So what is different after the flood? The way that God will handle the brokenness of the world and the grief in God’s heart. What is changed through all this is God. Granted, to talk about God changing can make some of us uneasy. How can God change if God is perfect and constant and un-changing? So maybe, if it makes us more comfortable, we can say that our perception of God changes at this moment in history.
But however we want to say it, God decides never again to destroy all living things on the earth with a flood. It is a one-sided covenant, because Noah, his family, and the rest of creation promise nothing in return. God is the one who will live by different rules from now on. Now it wasn’t uncommon for gods in that time and region to be portrayed as warriors with bows, but when the God of Israel hangs God’s bow up in the sky, it is a sign of peace. And with that action, God limits Godself forever. From now on, the range of possible responses God will have to our sinfulness and brokenness is narrowed. This is the everlasting covenant God makes with the world.
In this covenant, we see God’s decision to be in relationship with the world despite its brokenness and our sinfulness. God knows the price of that relationship, God knows the grief it will bring to God’s heart, and God chooses to bear it—all the way to the cross.
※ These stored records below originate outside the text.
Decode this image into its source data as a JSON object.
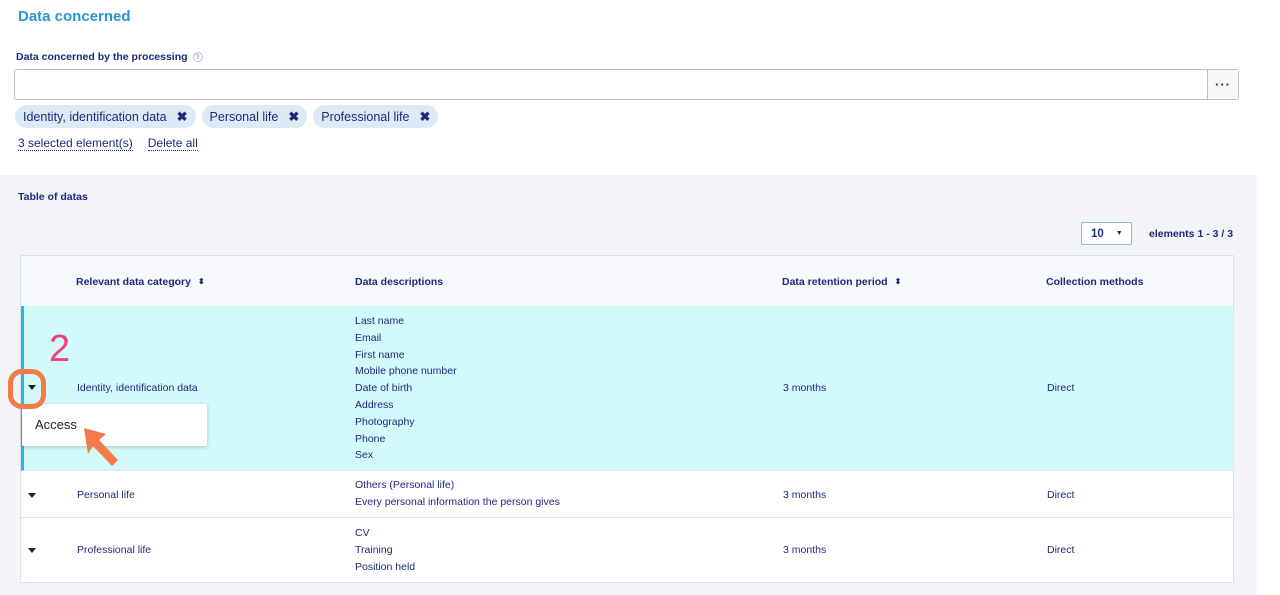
{
  "section_title": "Data concerned",
  "field": {
    "label": "Data concerned by the processing",
    "help_icon": "question-icon",
    "value": "",
    "more_label": "···"
  },
  "chips": [
    {
      "label": "Identity, identification data",
      "remove": "✖"
    },
    {
      "label": "Personal life",
      "remove": "✖"
    },
    {
      "label": "Professional life",
      "remove": "✖"
    }
  ],
  "selection": {
    "count_text": "3 selected element(s)",
    "delete_all": "Delete all"
  },
  "table_section": {
    "title": "Table of datas",
    "per_page": "10",
    "range": "elements 1 - 3 / 3"
  },
  "table": {
    "headers": {
      "category": "Relevant data category",
      "descriptions": "Data descriptions",
      "retention": "Data retention period",
      "methods": "Collection methods"
    },
    "sort_icon": "⬍",
    "rows": [
      {
        "category": "Identity, identification data",
        "descriptions": [
          "Last name",
          "Email",
          "First name",
          "Mobile phone number",
          "Date of birth",
          "Address",
          "Photography",
          "Phone",
          "Sex"
        ],
        "retention": "3 months",
        "method": "Direct"
      },
      {
        "category": "Personal life",
        "descriptions": [
          "Others (Personal life)",
          "Every personal information the person gives"
        ],
        "retention": "3 months",
        "method": "Direct"
      },
      {
        "category": "Professional life",
        "descriptions": [
          "CV",
          "Training",
          "Position held"
        ],
        "retention": "3 months",
        "method": "Direct"
      }
    ]
  },
  "dropdown": {
    "item": "Access"
  },
  "annotation": {
    "step_number": "2",
    "accent_color": "#f47a4a",
    "number_color": "#f0407a"
  },
  "colors": {
    "title": "#2696d3",
    "text": "#1c2a7a",
    "active_row": "#d2fafa",
    "active_border": "#2eb5e8",
    "chip_bg": "#dceaf6"
  }
}
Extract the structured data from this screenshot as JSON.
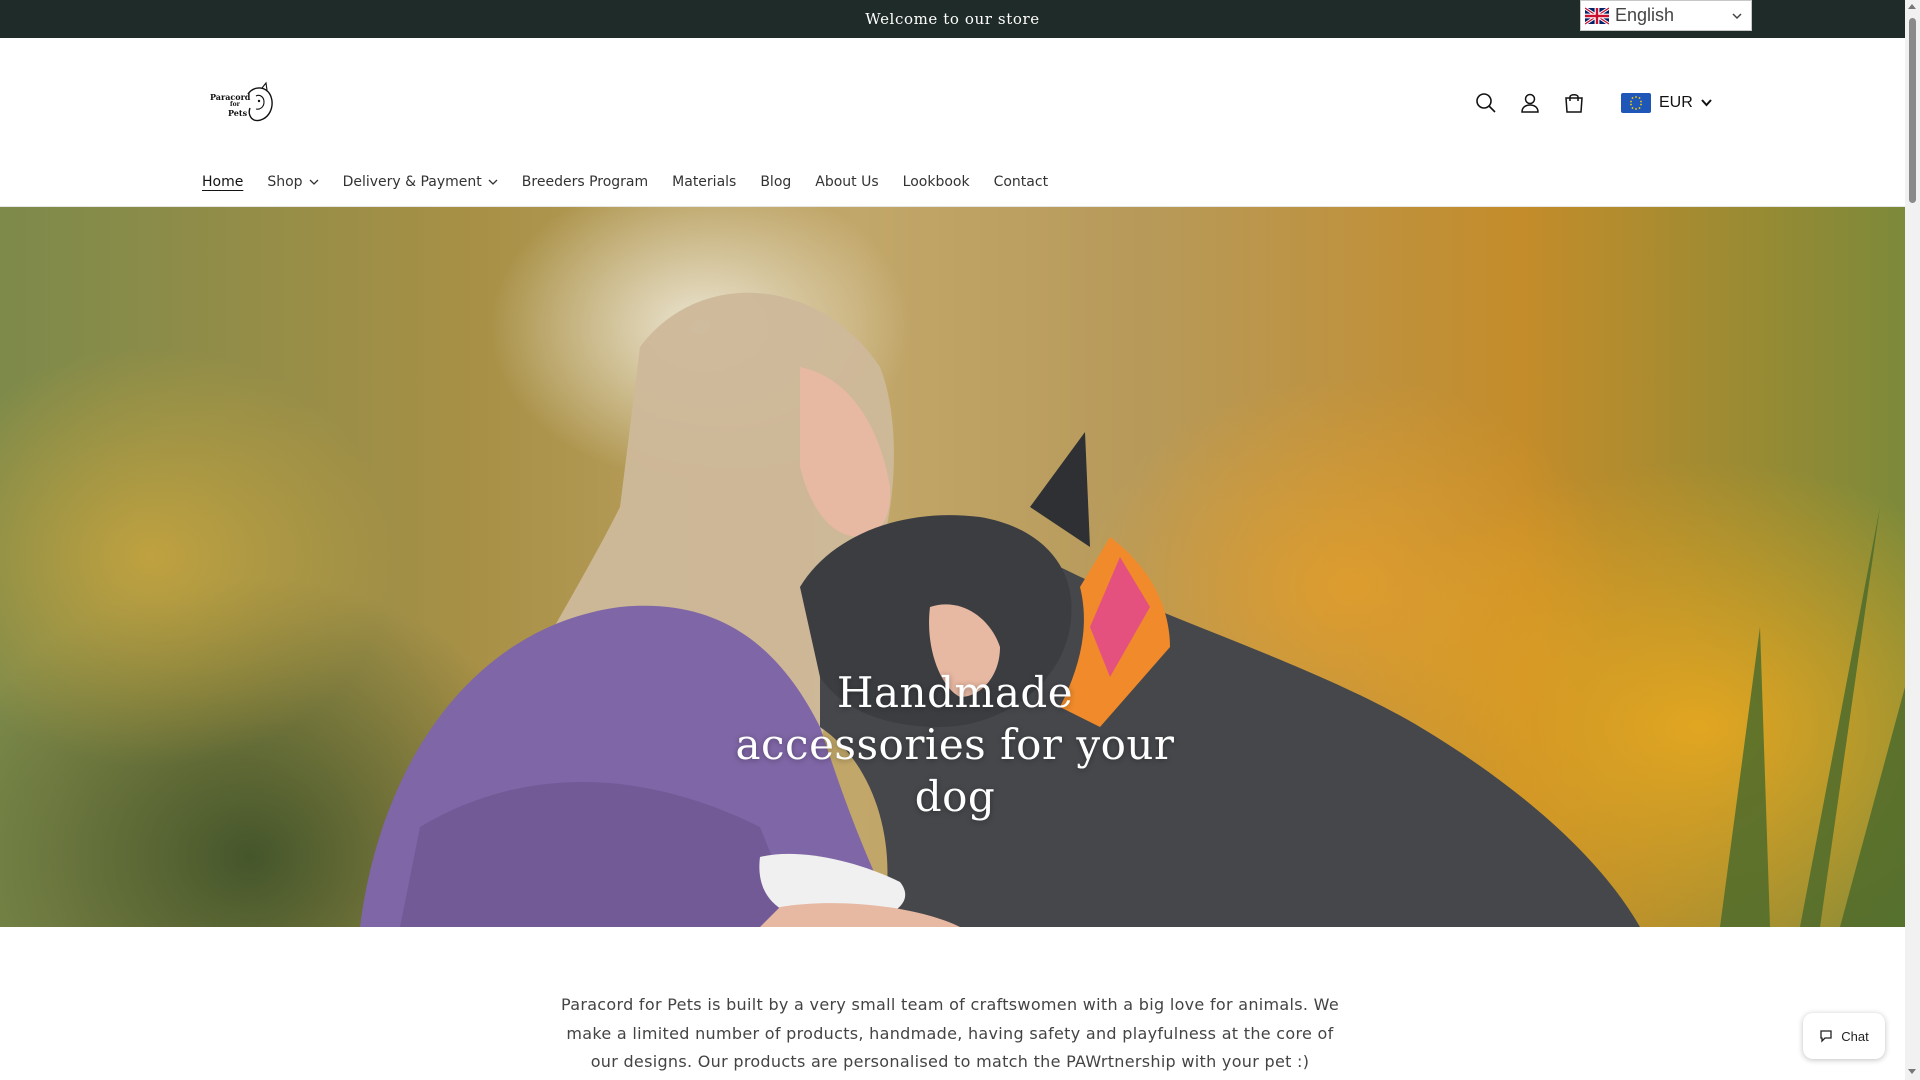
{
  "announcement": {
    "text": "Welcome to our store"
  },
  "language_selector": {
    "selected": "English",
    "flag_icon": "uk-flag-icon"
  },
  "header": {
    "logo": {
      "line1": "Paracord",
      "line2": "for",
      "line3": "Pets",
      "icon": "dog-head-logo-icon"
    },
    "icons": [
      "search-icon",
      "account-icon",
      "cart-icon"
    ],
    "currency": {
      "code": "EUR",
      "flag_icon": "eu-flag-icon"
    }
  },
  "nav": {
    "items": [
      {
        "label": "Home",
        "active": true,
        "dropdown": false
      },
      {
        "label": "Shop",
        "active": false,
        "dropdown": true
      },
      {
        "label": "Delivery & Payment",
        "active": false,
        "dropdown": true
      },
      {
        "label": "Breeders Program",
        "active": false,
        "dropdown": false
      },
      {
        "label": "Materials",
        "active": false,
        "dropdown": false
      },
      {
        "label": "Blog",
        "active": false,
        "dropdown": false
      },
      {
        "label": "About Us",
        "active": false,
        "dropdown": false
      },
      {
        "label": "Lookbook",
        "active": false,
        "dropdown": false
      },
      {
        "label": "Contact",
        "active": false,
        "dropdown": false
      }
    ]
  },
  "hero": {
    "title": "Handmade accessories for your dog"
  },
  "intro": {
    "text": "Paracord for Pets is built by a very small team of craftswomen with a big love for animals. We make a limited number of products, handmade, having safety and playfulness at the core of our designs. Our products are personalised to match the PAWrtnership with your pet :)"
  },
  "chat": {
    "label": "Chat",
    "icon": "chat-bubble-icon"
  },
  "colors": {
    "announcement_bg": "#1f2b28",
    "text": "#121212",
    "hero_text": "#ffffff"
  }
}
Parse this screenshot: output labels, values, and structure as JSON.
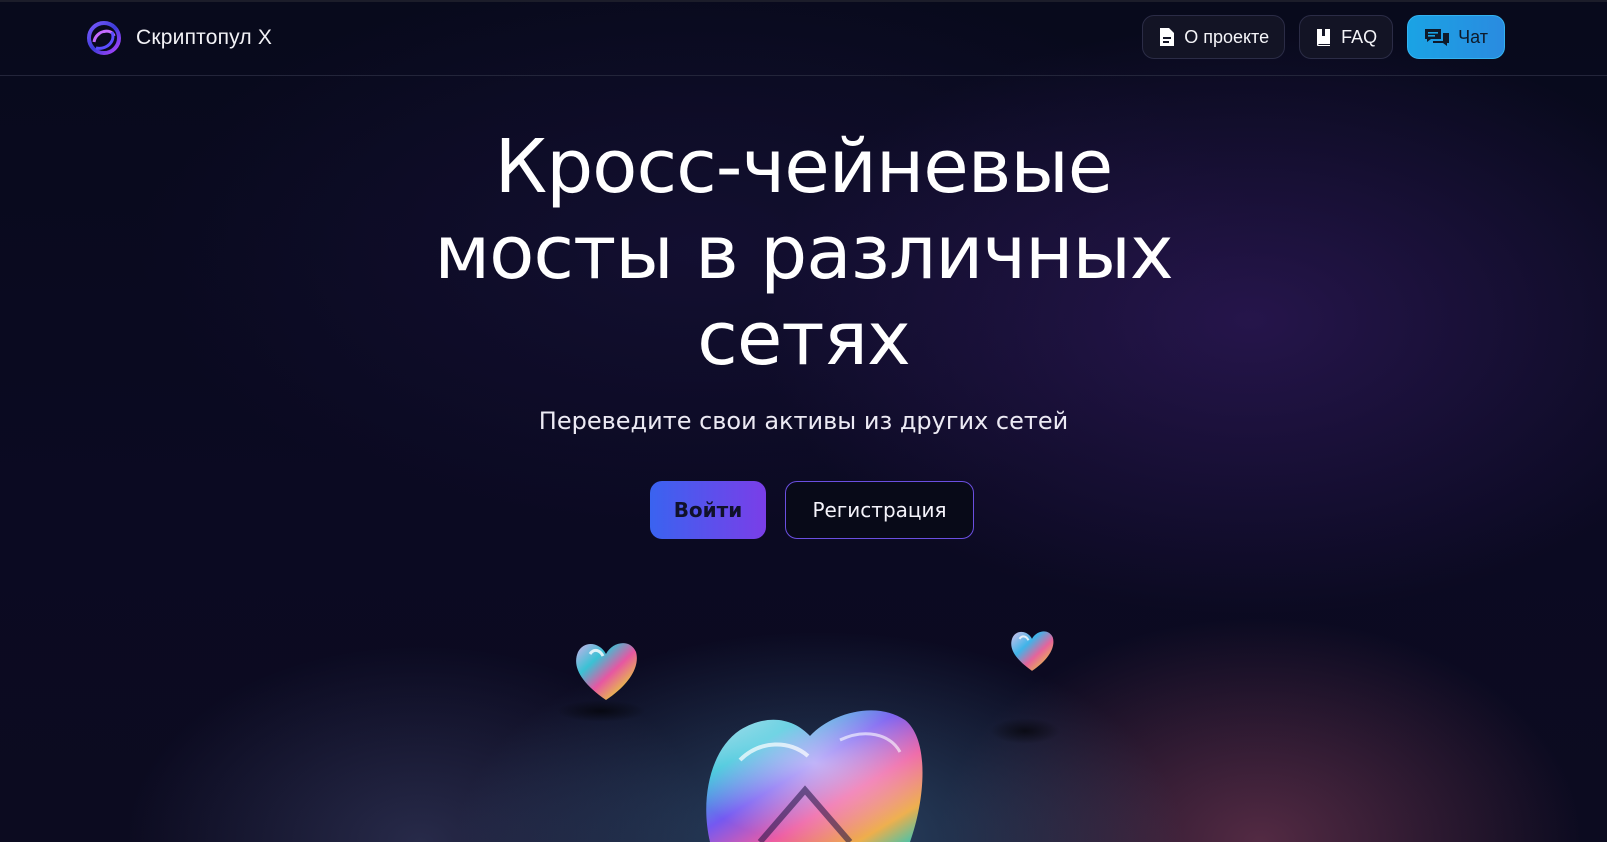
{
  "brand": {
    "name": "Скриптопул X",
    "logo_icon": "swirl-logo-icon"
  },
  "nav": {
    "about": {
      "label": "О проекте",
      "icon": "document-icon"
    },
    "faq": {
      "label": "FAQ",
      "icon": "book-icon"
    },
    "chat": {
      "label": "Чат",
      "icon": "chat-bubbles-icon"
    }
  },
  "hero": {
    "title_line1": "Кросс-чейневые",
    "title_line2": "мосты в различных",
    "title_line3": "сетях",
    "subtitle": "Переведите свои активы из других сетей",
    "login_label": "Войти",
    "register_label": "Регистрация"
  },
  "colors": {
    "background": "#07091a",
    "chat_accent": "#1aa3e4",
    "login_gradient_start": "#3a63f0",
    "login_gradient_end": "#7a3ee8",
    "register_border": "#6a4fe0"
  },
  "decorations": {
    "hearts": [
      "iridescent-glass-heart",
      "iridescent-glass-heart",
      "iridescent-glass-heart"
    ]
  }
}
This kind of divine love is worth remembering during the season of Lent. During Lent we spend a lot of time in self-reflection, and that’s important. Part of Lent is about understanding that we’re imperfect and that we have work to do to become the people God created us to be. But as we do this work, we also remember who God is. We remember that God is a God who continues to be in relationship with us even when it comes with a cost, continues to take our suffering into God’s heart and bear it with us, continues to love us all the way until we are restored and made new. God promises to be with us in it all; there is not one bit of “darkness”—literal or metaphorical—that is outside of God’s presence. Perhaps the greatest temptation we face is to think there is.
So in this season of Lent, don’t be afraid to take a walk in the wilderness, to step into the darkness. And as you go, remember these words from Barbara Brown Taylor:
Here is some good news you can use: even when light fades and darkness falls—as it does every single day, in every single life—God does not turn the world over to some other deity. Even when you cannot see where you are going and no one answers you when you call, this is not sufficient proof that you are alone. There is a divine presence that transcends all your ideas about it, along with all your language for calling it to your aid, which is not above using darkness as the wrecking ball that brings all your false gods down—but whether you decide to trust the witness of those who have gone before you, or you decide to do whatever it takes to become a witness yourself, here is the testimony of faith: darkness is not dark to God; the night is as bright as the day.
 Barbara Brown Taylor, Learning to Walk in the Dark (New York: HarperOne, 2014). In her discussion on the dark emotions, Brown is drawing on the work of Miriam Greenspan in Healing Through the Dark Emotions.
 Karoline Lewis, “The Greatest Tempation”, Working Preacher Website, http://www.workingpreacher.org/craft.aspx?post=3537.
 Barbara Brown Taylor, Learning to Walk in the Dark.